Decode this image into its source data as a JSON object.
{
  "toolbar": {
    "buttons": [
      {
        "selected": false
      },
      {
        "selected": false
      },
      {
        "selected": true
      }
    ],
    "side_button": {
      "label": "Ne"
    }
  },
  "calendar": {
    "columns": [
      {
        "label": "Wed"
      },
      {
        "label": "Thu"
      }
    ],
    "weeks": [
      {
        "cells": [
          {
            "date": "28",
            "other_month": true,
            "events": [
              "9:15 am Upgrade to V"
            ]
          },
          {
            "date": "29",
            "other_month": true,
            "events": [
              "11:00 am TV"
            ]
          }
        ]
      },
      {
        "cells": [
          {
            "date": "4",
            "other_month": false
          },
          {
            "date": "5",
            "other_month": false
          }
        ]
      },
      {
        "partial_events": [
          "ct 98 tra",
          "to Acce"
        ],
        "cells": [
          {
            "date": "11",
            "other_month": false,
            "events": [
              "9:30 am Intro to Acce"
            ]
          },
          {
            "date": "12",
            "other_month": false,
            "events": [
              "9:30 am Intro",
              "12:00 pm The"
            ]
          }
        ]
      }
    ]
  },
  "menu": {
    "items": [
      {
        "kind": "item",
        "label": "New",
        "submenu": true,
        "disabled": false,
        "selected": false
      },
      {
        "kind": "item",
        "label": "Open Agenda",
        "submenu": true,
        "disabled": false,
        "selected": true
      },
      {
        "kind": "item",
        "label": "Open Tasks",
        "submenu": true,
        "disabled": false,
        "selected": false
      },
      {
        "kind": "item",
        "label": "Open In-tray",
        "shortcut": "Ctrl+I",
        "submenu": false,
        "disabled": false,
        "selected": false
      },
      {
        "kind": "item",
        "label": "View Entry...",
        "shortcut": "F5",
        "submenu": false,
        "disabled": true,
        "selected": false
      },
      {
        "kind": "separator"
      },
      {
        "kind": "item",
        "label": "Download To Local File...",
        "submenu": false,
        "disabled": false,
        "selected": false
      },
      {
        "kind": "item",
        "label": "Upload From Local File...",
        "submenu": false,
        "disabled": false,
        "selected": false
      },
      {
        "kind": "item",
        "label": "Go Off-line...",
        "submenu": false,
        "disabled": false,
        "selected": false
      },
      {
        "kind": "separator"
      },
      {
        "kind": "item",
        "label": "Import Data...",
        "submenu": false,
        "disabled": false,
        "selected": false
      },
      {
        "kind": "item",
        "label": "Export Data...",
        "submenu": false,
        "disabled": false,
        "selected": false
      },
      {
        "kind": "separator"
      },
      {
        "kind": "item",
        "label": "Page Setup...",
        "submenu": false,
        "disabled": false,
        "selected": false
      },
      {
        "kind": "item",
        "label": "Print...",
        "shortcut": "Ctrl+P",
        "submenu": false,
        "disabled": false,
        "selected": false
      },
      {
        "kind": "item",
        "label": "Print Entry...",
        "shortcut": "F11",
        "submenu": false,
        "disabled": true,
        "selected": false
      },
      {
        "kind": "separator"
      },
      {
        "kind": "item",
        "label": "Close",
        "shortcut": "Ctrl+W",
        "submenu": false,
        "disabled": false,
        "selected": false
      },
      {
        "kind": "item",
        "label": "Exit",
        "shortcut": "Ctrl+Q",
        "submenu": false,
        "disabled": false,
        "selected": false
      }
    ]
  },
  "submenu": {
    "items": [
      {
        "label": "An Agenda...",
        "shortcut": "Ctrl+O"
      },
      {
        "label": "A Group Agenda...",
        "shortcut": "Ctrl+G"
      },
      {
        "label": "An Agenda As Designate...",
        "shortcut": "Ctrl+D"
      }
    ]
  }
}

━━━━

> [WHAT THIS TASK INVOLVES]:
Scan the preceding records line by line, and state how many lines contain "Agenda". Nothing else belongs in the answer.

> [ANSWER BOX]:
4